If it works then the FTC says you probably should not be doing it. 

The FTC’s new policy includes a paragraph that should give pause to promoters of “native” advertising of all hues. 

Deception occurs when an ad misleads consumers about a material fact. Material facts are those that are important to consumers’ choices or conduct regarding a product. Misleading representations or omissions about an advertisement’s true nature or source, including that a party other than the sponsoring advertiser is the source of the advertising, are likely to affect consumers’ behavior with regard to the advertised product or the advertisement. Consumers with such a misleading impression, for example, are likely to give added credence to advertising messages communicated and to interact with advertising content with which they otherwise would have decided not to interact.10

It appears to suggest that one can judge whether an ad misleads a consumer about the provenance of an advertisement by the degree to which consumers “are likely to give added credence to advertising messages communicated and to interact with advertising content with which they otherwise would have decided not to interact”.10 In other words, if a “native” ad works then it is probably a breach of Section 5 of the FTC Act.


All of this is bad news for a new generation of eager young native-advertising driven sites and marketeers, and the more established publishers who have gradually started to adopt native formats. But it is good news for the consumer.

US publishers, having jumped on the native-advertising bandwagon, will have to carefully evaluate how their native ads tread the line set out by the FTC. The legality of many of these ads is now in question. Yet even if the FTC does not shortly begin enforcement actions against publishers and advertisers misleading consumers, the native ad format is not a viable response to ad blocking. The general run of native ads, as with conventional ads, are not block-proof.



14 January 2015:
On 13 January 2015 the UK regulator, the Advertising Standards Authority, censured BuzzFeed for a deceptively formatted advertisement.

An advertorial for Dylon on the entertainment and news website BuzzFeed, seen on 9 October 2015, headed “14 Laundry Fails We’ve All Experienced”. It was styled as a BuzzFeed article and featured photos and social media posts highlighting laundry ‘fails’. Below the heading, text stated “Dylon Brand Publisher” next to the logo for Dylon’s Colour Catcher product. At the bottom of the advertorial, text stated “It’s at times like these we are thankful that Dylon Colour Catcher is there to save us from ourselves. You lose, little red sock!”.

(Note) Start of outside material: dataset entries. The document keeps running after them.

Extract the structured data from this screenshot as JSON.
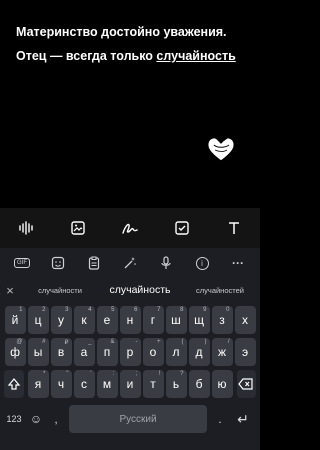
{
  "note": {
    "line1": "Материнство достойно уважения.",
    "line2_prefix": "Отец — всегда только ",
    "line2_underlined": "случайность"
  },
  "toolbar": {
    "icons": [
      "audio-wave-icon",
      "image-icon",
      "handwriting-icon",
      "checkbox-icon",
      "text-icon"
    ]
  },
  "keyboard": {
    "top_icons": [
      "GIF",
      "sticker",
      "clipboard",
      "magic",
      "mic",
      "info",
      "more"
    ],
    "gif_label": "GIF",
    "info_label": "i",
    "more_label": "···",
    "close_label": "×",
    "suggestions": [
      "случайности",
      "случайность",
      "случайностей"
    ],
    "row1": [
      [
        "й",
        "1"
      ],
      [
        "ц",
        "2"
      ],
      [
        "у",
        "3"
      ],
      [
        "к",
        "4"
      ],
      [
        "е",
        "5"
      ],
      [
        "н",
        "6"
      ],
      [
        "г",
        "7"
      ],
      [
        "ш",
        "8"
      ],
      [
        "щ",
        "9"
      ],
      [
        "з",
        "0"
      ],
      [
        "х",
        ""
      ]
    ],
    "row2": [
      [
        "ф",
        "@"
      ],
      [
        "ы",
        "#"
      ],
      [
        "в",
        "₽"
      ],
      [
        "а",
        "_"
      ],
      [
        "п",
        "&"
      ],
      [
        "р",
        "-"
      ],
      [
        "о",
        "+"
      ],
      [
        "л",
        "("
      ],
      [
        "д",
        ")"
      ],
      [
        "ж",
        "/"
      ],
      [
        "э",
        ""
      ]
    ],
    "row3": [
      [
        "я",
        "*"
      ],
      [
        "ч",
        "\""
      ],
      [
        "с",
        "'"
      ],
      [
        "м",
        ":"
      ],
      [
        "и",
        ";"
      ],
      [
        "т",
        "!"
      ],
      [
        "ь",
        "?"
      ],
      [
        "б",
        ""
      ],
      [
        "ю",
        ""
      ]
    ],
    "numbers_label": "123",
    "emoji_label": "☺",
    "comma_label": ",",
    "space_label": "Русский",
    "period_label": ".",
    "enter_label": "↵"
  },
  "colors": {
    "background": "#000000",
    "keyboard_bg": "#1d1e24",
    "key_bg": "#3a3c43",
    "toolbar_bg": "#141414"
  }
}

  1.   Enforcement policy statement on deceptively formatted advertisements, FTC, 22 December 2015, p. 1.
  2.  Statement in regard to advertisements that appear in feature article format, FTC, 28 November 1967.
  3. Enforcement policy statement on deceptively formatted advertisements, FTC, 22 December 2015, p. 5.
  4.[email protected]/chapter103&edition=prelim
  5.  Enforcement policy statement on deceptively formatted advertisements, FTC, 22 December 2015, p. 6.
  6.  FTC Policy Statement on Deception, 14 October 1983.
  7.  Enforcement policy statement on deceptively formatted advertisements, FTC, 22 December 2015, p. 1.
  8.  ibid., pp  11-5.
  9.  ibid., p. 15.
  10.  ibid.
  11.  ibid.